10. Synthetic biology and bionic food. "Biologists will have access to tools that will allow them to arrange atoms to optimize catalysis, for example, or arrange populations of organisms to cooperate in making a chemical... The obvious application will be in manufacturing and delivering drugs more efficiently. However, these treatments might be superseded by smarter ones, such as oral vaccines and ‘programmable’ personal stem cells or bacteria... that could, for example, sense a nearby tumor, coordinate an attack and drill into the cancer cells to release toxins. Another application is in the production of chemicals, biofuels and foods — for example, the development of parasite-resistant crops or photosynthetic organisms that can double their biomass in just three hours. As costs drop, such technology will allow developing nations to leapfrog fertilizer-wasting, fossil-fuel-intensive and disease-rife farming for cleaner, more efficient systems, just as they are leapfrogging costly landlines in favour of mobile-phone networks".
11. A graying rich world and its emerging challenges. "As population growth marked the twentieth century, population ageing will mark the twenty-first.
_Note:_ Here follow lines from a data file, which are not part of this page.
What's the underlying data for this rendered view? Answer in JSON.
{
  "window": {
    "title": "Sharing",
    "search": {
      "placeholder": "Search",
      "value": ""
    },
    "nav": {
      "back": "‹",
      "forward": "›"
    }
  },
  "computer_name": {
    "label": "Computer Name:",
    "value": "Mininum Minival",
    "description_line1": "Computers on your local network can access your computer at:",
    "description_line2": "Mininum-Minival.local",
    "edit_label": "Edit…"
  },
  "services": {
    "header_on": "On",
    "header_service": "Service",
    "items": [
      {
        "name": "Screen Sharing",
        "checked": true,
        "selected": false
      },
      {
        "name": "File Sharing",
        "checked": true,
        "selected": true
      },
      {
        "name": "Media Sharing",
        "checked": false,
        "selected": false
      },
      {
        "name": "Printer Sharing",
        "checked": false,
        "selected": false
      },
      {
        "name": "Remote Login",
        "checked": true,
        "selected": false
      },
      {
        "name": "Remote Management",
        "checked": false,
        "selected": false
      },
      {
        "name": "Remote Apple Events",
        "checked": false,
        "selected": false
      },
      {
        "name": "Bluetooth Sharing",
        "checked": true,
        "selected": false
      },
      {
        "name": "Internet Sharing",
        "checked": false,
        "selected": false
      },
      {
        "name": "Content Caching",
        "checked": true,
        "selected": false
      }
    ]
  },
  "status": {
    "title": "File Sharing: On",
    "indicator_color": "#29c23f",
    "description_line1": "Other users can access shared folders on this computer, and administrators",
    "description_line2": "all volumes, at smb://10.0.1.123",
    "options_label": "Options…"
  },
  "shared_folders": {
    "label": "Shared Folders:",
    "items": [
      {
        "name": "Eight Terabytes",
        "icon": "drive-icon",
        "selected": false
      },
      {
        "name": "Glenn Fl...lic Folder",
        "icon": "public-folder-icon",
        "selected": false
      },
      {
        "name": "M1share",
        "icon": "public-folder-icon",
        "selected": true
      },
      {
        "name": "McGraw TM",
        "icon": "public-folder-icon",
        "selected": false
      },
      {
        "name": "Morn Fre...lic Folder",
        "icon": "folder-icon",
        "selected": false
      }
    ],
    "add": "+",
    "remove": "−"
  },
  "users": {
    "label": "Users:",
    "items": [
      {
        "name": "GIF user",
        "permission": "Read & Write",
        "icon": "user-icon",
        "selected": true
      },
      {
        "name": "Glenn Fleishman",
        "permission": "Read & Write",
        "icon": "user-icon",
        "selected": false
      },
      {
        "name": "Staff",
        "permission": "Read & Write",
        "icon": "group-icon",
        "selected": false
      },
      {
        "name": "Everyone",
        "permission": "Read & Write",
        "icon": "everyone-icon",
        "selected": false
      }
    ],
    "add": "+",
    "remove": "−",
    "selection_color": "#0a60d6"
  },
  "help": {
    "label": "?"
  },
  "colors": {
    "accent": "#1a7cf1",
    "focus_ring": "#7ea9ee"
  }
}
By 2020, the average European will have fewer years of life expectancy remaining than years he or she has already lived. East Asians will soon follow. Humankind will spend much of the coming decade grappling with questions about how to organize and pay for the care of an increasing elderly population and about who will produce what the elderly consume".
12. Lasers and limitless, carbon free energy. "Next-generation lasers will allow the creation of new states of matter, compressing and heating materials to temperatures found only in the centres of massive stars, and at pressures that can squeeze hydrogen atoms together to a density 50 times greater than that of lead. The resulting fusion reactions may one day be harnessed to provide almost limitless carbon-free energy. Enough fusion fuel is present in the oceans to supply the current energy needs of the entire world for longer than the age of the universe".
Once again, SID has also requested a broader sample of responses, so let them know what you think! Access their survey here: http://www.surveymonkey.com/s/